The task. Exact repetition is the task: copy every entry below.

Provided records.
====================

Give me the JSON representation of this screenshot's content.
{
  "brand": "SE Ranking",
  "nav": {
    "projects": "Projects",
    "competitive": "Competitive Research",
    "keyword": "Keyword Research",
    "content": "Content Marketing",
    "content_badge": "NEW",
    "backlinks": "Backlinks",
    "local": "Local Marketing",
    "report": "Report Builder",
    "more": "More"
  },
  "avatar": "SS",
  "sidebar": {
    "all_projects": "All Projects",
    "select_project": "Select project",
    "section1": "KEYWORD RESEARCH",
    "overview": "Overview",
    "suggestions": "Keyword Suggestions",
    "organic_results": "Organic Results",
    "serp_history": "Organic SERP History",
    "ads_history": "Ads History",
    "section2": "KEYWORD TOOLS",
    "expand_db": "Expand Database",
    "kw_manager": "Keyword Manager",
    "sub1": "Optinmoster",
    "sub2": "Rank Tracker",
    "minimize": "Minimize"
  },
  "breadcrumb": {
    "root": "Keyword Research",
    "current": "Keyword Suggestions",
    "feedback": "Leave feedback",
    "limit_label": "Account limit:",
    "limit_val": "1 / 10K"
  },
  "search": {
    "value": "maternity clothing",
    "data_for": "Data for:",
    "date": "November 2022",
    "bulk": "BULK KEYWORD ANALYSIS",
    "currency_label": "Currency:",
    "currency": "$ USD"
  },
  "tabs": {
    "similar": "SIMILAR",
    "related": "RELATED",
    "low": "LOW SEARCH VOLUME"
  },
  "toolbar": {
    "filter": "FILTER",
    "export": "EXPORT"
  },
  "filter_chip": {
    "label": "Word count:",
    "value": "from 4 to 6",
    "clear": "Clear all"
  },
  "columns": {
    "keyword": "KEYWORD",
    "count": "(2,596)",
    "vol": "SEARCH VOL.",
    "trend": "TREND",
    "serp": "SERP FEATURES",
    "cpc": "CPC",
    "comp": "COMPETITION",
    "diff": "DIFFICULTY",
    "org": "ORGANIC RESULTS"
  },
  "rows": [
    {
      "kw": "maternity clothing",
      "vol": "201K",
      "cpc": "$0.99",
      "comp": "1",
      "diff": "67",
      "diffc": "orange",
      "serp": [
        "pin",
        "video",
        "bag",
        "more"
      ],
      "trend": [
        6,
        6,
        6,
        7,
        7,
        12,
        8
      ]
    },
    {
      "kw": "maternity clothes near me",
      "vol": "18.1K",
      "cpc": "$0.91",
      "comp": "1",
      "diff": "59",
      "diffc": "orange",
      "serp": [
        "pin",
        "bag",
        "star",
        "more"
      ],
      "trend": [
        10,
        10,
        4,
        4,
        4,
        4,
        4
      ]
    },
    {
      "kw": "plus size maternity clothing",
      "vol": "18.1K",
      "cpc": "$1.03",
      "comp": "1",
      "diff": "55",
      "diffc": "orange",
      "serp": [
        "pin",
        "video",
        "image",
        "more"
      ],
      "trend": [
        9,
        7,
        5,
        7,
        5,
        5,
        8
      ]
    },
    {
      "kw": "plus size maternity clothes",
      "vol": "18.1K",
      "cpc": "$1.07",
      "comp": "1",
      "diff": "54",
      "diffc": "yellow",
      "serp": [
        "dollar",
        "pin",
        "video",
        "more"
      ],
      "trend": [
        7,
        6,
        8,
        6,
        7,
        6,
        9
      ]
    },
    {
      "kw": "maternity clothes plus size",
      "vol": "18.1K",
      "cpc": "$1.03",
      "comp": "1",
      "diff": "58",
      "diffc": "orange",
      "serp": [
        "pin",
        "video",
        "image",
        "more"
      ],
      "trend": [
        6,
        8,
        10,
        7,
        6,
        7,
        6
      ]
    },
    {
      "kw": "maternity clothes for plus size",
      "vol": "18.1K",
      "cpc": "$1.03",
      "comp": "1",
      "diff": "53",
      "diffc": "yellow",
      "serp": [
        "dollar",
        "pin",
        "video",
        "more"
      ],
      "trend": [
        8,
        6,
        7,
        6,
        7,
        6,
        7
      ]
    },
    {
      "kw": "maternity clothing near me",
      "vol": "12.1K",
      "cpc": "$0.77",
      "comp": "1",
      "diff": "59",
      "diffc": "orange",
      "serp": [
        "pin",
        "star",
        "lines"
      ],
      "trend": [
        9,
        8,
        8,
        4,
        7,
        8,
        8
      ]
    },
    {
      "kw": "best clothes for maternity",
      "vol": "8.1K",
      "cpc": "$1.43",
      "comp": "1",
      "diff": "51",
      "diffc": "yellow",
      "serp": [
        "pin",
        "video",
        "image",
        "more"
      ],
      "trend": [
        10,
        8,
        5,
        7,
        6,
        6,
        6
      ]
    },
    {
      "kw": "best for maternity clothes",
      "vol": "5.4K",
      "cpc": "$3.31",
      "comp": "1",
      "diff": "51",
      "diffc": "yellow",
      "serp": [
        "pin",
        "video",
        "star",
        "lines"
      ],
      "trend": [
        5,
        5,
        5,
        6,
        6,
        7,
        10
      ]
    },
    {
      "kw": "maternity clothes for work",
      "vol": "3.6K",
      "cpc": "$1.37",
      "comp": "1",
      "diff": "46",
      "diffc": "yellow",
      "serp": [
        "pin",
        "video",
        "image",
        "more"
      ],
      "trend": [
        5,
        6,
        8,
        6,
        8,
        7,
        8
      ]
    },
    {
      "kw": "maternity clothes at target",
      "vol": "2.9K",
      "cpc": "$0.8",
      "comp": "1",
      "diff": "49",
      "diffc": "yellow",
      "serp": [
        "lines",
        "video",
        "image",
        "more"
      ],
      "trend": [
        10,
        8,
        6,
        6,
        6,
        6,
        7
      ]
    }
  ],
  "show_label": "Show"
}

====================

Solved exercise.
Give me the JSON representation of this screenshot's content.
{
  "brand": "SE Ranking",
  "nav": {
    "projects": "Projects",
    "competitive": "Competitive Research",
    "keyword": "Keyword Research",
    "content": "Content Marketing",
    "content_badge": "NEW",
    "backlinks": "Backlinks",
    "local": "Local Marketing",
    "report": "Report Builder",
    "more": "More"
  },
  "avatar": "SS",
  "sidebar": {
    "all_projects": "All Projects",
    "select_project": "Select project",
    "section1": "KEYWORD RESEARCH",
    "overview": "Overview",
    "suggestions": "Keyword Suggestions",
    "organic_results": "Organic Results",
    "serp_history": "Organic SERP History",
    "ads_history": "Ads History",
    "section2": "KEYWORD TOOLS",
    "expand_db": "Expand Database",
    "kw_manager": "Keyword Manager",
    "sub1": "Optinmoster",
    "sub2": "Rank Tracker",
    "minimize": "Minimize"
  },
  "breadcrumb": {
    "root": "Keyword Research",
    "current": "Keyword Suggestions",
    "feedback": "Leave feedback",
    "limit_label": "Account limit:",
    "limit_val": "1 / 10K"
  },
  "search": {
    "value": "maternity clothing",
    "data_for": "Data for:",
    "date": "November 2022",
    "bulk": "BULK KEYWORD ANALYSIS",
    "currency_label": "Currency:",
    "currency": "$ USD"
  },
  "tabs": {
    "similar": "SIMILAR",
    "related": "RELATED",
    "low": "LOW SEARCH VOLUME"
  },
  "toolbar": {
    "filter": "FILTER",
    "export": "EXPORT"
  },
  "filter_chip": {
    "label": "Word count:",
    "value": "from 4 to 6",
    "clear": "Clear all"
  },
  "columns": {
    "keyword": "KEYWORD",
    "count": "(2,596)",
    "vol": "SEARCH VOL.",
    "trend": "TREND",
    "serp": "SERP FEATURES",
    "cpc": "CPC",
    "comp": "COMPETITION",
    "diff": "DIFFICULTY",
    "org": "ORGANIC RESULTS"
  },
  "rows": [
    {
      "kw": "maternity clothing",
      "vol": "201K",
      "cpc": "$0.99",
      "comp": "1",
      "diff": "67",
      "diffc": "orange",
      "serp": [
        "pin",
        "video",
        "bag",
        "more"
      ],
      "trend": [
        6,
        6,
        6,
        7,
        7,
        12,
        8
      ]
    },
    {
      "kw": "maternity clothes near me",
      "vol": "18.1K",
      "cpc": "$0.91",
      "comp": "1",
      "diff": "59",
      "diffc": "orange",
      "serp": [
        "pin",
        "bag",
        "star",
        "more"
      ],
      "trend": [
        10,
        10,
        4,
        4,
        4,
        4,
        4
      ]
    },
    {
      "kw": "plus size maternity clothing",
      "vol": "18.1K",
      "cpc": "$1.03",
      "comp": "1",
      "diff": "55",
      "diffc": "orange",
      "serp": [
        "pin",
        "video",
        "image",
        "more"
      ],
      "trend": [
        9,
        7,
        5,
        7,
        5,
        5,
        8
      ]
    },
    {
      "kw": "plus size maternity clothes",
      "vol": "18.1K",
      "cpc": "$1.07",
      "comp": "1",
      "diff": "54",
      "diffc": "yellow",
      "serp": [
        "dollar",
        "pin",
        "video",
        "more"
      ],
      "trend": [
        7,
        6,
        8,
        6,
        7,
        6,
        9
      ]
    },
    {
      "kw": "maternity clothes plus size",
      "vol": "18.1K",
      "cpc": "$1.03",
      "comp": "1",
      "diff": "58",
      "diffc": "orange",
      "serp": [
        "pin",
        "video",
        "image",
        "more"
      ],
      "trend": [
        6,
        8,
        10,
        7,
        6,
        7,
        6
      ]
    },
    {
      "kw": "maternity clothes for plus size",
      "vol": "18.1K",
      "cpc": "$1.03",
      "comp": "1",
      "diff": "53",
      "diffc": "yellow",
      "serp": [
        "dollar",
        "pin",
        "video",
        "more"
      ],
      "trend": [
        8,
        6,
        7,
        6,
        7,
        6,
        7
      ]
    },
    {
      "kw": "maternity clothing near me",
      "vol": "12.1K",
      "cpc": "$0.77",
      "comp": "1",
      "diff": "59",
      "diffc": "orange",
      "serp": [
        "pin",
        "star",
        "lines"
      ],
      "trend": [
        9,
        8,
        8,
        4,
        7,
        8,
        8
      ]
    },
    {
      "kw": "best clothes for maternity",
      "vol": "8.1K",
      "cpc": "$1.43",
      "comp": "1",
      "diff": "51",
      "diffc": "yellow",
      "serp": [
        "pin",
        "video",
        "image",
        "more"
      ],
      "trend": [
        10,
        8,
        5,
        7,
        6,
        6,
        6
      ]
    },
    {
      "kw": "best for maternity clothes",
      "vol": "5.4K",
      "cpc": "$3.31",
      "comp": "1",
      "diff": "51",
      "diffc": "yellow",
      "serp": [
        "pin",
        "video",
        "star",
        "lines"
      ],
      "trend": [
        5,
        5,
        5,
        6,
        6,
        7,
        10
      ]
    },
    {
      "kw": "maternity clothes for work",
      "vol": "3.6K",
      "cpc": "$1.37",
      "comp": "1",
      "diff": "46",
      "diffc": "yellow",
      "serp": [
        "pin",
        "video",
        "image",
        "more"
      ],
      "trend": [
        5,
        6,
        8,
        6,
        8,
        7,
        8
      ]
    },
    {
      "kw": "maternity clothes at target",
      "vol": "2.9K",
      "cpc": "$0.8",
      "comp": "1",
      "diff": "49",
      "diffc": "yellow",
      "serp": [
        "lines",
        "video",
        "image",
        "more"
      ],
      "trend": [
        10,
        8,
        6,
        6,
        6,
        6,
        7
      ]
    }
  ],
  "show_label": "Show"
}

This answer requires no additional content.